In early 2011, Australian based, mineral mining giants, Tamboran Resources, were granted lisences to explore the possibility that shale gas deposits exist in the (bear with me on this one) Northwest Carbinoferous Basin (NCB). Now, to you and me that sounds like absolute gibberish, but the NCB covers a rather large section of Western Ireland, including a great swathe of south-west Fermanagh.
Highlighted in orange is the NCB (click to enlarge)
Now what exactly is the NCB? Why does it matter? The geology of the NCB escapes me, however the unique makeup of the basin means that it could potentially harbour natural 'shale' gas, which companies such as Tamboran Resources are in the business of extracting through the process of 'fracking'. if you were to believe what Tamboran are telling the press in Northern Ireland, then fracking is the answer to all of our problems. Thousands of jobs will be created, NI will become an economic energy powerhouse, unparalleled in the UK, and that fracking is a harmless process.

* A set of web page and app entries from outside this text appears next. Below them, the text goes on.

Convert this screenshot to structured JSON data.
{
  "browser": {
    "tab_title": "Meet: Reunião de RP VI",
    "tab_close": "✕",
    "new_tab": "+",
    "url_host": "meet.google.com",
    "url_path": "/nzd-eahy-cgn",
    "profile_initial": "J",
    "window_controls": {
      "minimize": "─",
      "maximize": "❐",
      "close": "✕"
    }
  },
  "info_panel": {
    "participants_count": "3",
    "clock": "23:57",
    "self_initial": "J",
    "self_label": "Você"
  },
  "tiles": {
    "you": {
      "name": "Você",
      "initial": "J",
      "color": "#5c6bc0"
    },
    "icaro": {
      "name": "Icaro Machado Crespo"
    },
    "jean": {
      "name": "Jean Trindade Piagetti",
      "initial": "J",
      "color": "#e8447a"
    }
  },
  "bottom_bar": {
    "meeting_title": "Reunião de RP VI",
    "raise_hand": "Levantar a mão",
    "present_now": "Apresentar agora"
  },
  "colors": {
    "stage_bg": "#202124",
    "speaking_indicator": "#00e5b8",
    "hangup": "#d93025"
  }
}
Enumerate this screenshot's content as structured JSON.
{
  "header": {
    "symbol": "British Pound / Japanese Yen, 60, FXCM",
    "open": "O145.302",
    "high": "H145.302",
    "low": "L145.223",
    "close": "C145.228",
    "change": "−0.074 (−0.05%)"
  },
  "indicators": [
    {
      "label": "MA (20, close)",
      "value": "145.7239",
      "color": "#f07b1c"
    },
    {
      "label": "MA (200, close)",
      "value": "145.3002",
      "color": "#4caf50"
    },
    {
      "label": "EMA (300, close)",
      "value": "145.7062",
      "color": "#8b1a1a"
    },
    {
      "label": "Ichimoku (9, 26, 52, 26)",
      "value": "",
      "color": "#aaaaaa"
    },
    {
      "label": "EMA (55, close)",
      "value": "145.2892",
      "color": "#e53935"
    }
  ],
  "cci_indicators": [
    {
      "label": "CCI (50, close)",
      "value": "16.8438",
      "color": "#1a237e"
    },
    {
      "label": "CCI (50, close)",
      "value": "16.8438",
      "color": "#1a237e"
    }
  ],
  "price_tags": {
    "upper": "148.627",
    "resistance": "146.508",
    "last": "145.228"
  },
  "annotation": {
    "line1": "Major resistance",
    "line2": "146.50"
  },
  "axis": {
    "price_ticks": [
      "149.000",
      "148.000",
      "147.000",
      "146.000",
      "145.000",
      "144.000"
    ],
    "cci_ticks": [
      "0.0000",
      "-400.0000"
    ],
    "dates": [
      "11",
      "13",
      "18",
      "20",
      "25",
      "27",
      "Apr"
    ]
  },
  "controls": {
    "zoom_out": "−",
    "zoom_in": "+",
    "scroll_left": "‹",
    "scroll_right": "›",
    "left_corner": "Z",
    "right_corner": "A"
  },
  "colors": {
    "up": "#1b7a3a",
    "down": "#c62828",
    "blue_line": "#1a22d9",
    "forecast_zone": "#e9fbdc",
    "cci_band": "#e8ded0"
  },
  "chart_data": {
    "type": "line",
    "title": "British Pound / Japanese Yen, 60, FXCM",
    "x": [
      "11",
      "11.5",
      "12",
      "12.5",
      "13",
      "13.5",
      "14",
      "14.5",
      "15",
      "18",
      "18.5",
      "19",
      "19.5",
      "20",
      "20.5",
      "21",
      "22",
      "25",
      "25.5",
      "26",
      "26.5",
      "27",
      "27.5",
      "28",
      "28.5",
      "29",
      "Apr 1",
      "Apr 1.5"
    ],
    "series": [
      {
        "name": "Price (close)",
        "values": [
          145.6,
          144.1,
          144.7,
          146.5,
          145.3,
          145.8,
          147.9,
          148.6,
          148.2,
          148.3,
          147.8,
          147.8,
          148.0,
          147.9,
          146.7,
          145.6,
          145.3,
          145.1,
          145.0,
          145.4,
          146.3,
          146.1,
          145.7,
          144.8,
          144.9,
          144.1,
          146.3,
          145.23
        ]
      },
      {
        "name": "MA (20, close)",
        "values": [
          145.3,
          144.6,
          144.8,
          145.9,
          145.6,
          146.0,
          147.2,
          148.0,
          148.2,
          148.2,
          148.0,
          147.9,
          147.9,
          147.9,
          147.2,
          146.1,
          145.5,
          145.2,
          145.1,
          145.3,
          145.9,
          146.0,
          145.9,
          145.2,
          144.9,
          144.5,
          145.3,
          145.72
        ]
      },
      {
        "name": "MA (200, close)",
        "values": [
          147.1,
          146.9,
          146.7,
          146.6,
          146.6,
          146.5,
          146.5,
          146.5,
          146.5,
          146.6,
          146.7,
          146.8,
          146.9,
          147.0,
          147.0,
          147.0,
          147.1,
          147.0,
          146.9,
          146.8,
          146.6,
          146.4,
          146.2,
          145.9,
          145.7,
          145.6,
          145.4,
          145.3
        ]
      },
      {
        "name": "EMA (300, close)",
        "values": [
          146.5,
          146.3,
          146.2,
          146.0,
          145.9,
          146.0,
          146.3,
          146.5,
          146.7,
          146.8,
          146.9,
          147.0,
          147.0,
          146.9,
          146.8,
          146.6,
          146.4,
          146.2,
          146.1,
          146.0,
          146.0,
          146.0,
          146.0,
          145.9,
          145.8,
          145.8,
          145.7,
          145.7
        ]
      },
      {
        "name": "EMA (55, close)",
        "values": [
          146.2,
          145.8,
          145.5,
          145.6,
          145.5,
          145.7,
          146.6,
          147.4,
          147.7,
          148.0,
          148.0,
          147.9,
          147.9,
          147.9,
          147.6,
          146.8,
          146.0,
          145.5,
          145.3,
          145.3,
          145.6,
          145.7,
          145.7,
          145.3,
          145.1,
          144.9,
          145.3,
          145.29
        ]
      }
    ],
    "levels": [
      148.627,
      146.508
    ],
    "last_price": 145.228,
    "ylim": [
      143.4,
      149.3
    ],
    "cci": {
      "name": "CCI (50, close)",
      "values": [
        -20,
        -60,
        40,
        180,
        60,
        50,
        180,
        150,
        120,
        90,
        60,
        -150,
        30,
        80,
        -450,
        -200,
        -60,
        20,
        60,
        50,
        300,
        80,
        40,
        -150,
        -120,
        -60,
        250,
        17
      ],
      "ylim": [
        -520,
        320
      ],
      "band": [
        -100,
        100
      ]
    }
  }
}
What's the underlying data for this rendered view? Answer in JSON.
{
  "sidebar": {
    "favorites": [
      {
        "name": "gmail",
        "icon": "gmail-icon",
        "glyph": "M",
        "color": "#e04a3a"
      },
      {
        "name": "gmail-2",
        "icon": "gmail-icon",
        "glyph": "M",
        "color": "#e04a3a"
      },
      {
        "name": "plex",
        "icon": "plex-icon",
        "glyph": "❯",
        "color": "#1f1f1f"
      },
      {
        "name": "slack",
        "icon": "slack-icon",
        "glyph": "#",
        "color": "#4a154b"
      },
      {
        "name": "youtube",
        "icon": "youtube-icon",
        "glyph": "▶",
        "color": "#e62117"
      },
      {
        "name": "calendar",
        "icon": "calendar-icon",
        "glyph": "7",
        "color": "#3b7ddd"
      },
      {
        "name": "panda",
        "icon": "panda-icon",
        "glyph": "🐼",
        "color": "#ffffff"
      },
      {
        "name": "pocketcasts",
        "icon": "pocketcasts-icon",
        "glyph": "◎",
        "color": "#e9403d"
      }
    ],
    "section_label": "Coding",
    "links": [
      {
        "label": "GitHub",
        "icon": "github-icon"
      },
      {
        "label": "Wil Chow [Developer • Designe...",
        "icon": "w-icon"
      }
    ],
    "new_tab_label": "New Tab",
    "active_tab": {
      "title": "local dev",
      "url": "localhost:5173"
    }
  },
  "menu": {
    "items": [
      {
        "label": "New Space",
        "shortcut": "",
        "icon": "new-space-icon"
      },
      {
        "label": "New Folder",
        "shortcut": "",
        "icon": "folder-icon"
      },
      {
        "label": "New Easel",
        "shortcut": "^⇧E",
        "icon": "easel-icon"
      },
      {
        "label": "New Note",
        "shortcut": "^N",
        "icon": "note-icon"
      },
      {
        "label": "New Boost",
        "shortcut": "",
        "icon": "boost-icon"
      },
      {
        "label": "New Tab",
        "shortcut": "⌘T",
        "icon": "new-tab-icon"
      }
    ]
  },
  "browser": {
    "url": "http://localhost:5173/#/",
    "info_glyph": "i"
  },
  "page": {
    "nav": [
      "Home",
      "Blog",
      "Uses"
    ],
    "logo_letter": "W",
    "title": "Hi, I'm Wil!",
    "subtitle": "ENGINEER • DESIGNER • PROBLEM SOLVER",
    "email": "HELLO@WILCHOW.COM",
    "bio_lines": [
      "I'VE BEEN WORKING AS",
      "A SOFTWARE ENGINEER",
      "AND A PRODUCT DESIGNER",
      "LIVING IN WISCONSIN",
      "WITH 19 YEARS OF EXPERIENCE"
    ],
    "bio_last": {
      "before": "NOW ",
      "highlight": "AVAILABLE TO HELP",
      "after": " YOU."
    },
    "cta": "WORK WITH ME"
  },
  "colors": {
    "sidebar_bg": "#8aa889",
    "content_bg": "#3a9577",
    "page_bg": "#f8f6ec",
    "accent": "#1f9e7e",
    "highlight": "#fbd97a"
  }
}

Hydraluc Fracturing, or 'fracking' as it is lovingly known, is the process of drilling hundreds of feet into shale rock, blasting 'fracking fluid' (a mixture of water, chemicals and sand compound) into the rock to release trapped shale gas which is vented to the surface and 'bottled' so to speak.
This video below gives a more precise definition:
Does this sound like a reasonable alternative energy source? Well if it still does, have a read at this:
"An independent geological report has found that it is "highly probable" a controversial technique to extract gas, known as fracking, triggered two minor earthquakes on the Lancashire coast earlier this year. The energy company Cuadrilla - which suspended its fracking test operations in June following the tremors - said the conditions that caused them are unlikely to occur again."
- Taken from BBC News, 2nd November 2011
"Recent earthquakes in Ohio and Oklahoma have been directly linked to deep wells used to dispose of liquid wastes for hydraulic fracturing or "fracking" of natural gas, according to geological experts. And they expect more earthquakes to come as the industry continues to expand across the eastern United States. "
Okay, so it causes earthquakes. What else does it do? (As if that wasn't bad enough)
Well fracking has also been linked to an increase in groundwater contamination, due to the nature of the chemicals used in fracking fluid, which in turn has led to an increase in cancers and serious, untreatable illnesses. It is a parallel, of sorts, to the 1996 scandal in Hinkley, California when Pacific Gas & Electric was found guilty of poisoning the local populace with hexavalent chromium (A virulent carcinogen), and paid out an estimated $333 million in damages. The entire incident was later immortalised on film as the 2000 Oscar winning Erin Brokovich.
Due to the 2005 Energy Act in the United States, companies that specialise in fracking are exempt from disclosing the chemical make up of fracking fluid, however in 2008 the Pennsylvania Department of Environmental Protection and the Endocrine Disruption Exchange (TEDX) analysed a sample of fracking fluid to find that 54 chemicals were used in the drilling process. This is what they found (click to enlarge):
Okay, so are you starting to understand what the problem is here? Earthquakes, poisoned groundwater, cancers, liver disease, bronchial illnesses, kidney failure, genetic mutations, birth defects, brain tumours, blindness, blood disease. This is all waiting for people living in Fermanagh. And who grants the lisences for fracking? Our very own Minister of Enterprise, Trade and Investment, Arlene Foster MLA and member of the DUP.
Arlene isn't telling us the whole story...
Protest groups have sprung up in Fermanagh, backed by a number of political parties. Mrs. Foster has faced criticisim over her alleged involvement with granting fracking licenses on land owned by her husband, 54 acres of it to be exact. The Minister herself however has hit back by claiming that lisences are awarded by a panel and that she has no direct involvement in awarding the licenses. Anybody else smell something rotten?
This issue has been painted in the press as a opportunity to create jobs, to reinvigorate the energy industry in Northern Ireland and in the Republic. But at the cost of what? Our health? Our tourism industry (on which Fermanagh heavily depends upon) or by costing jobs in the Green energy sector? Why can't Tamboran Resources invest in our already exisiting electricity grid and fund renewable energy sources that will last for as long as the machinery is maintained? Fracking wells see a rapid decline in gas production after the first few years of drilling, meaning that empty wells will be dotted around the Fermanagh countryside. A bit like this:
Is this what we want Fermanagh to look like? I don't think so. This has to stop now, for our own sake.
- Excerpt from MSNBC article, 6th January 2012
Fracking equipment in Pennsylvania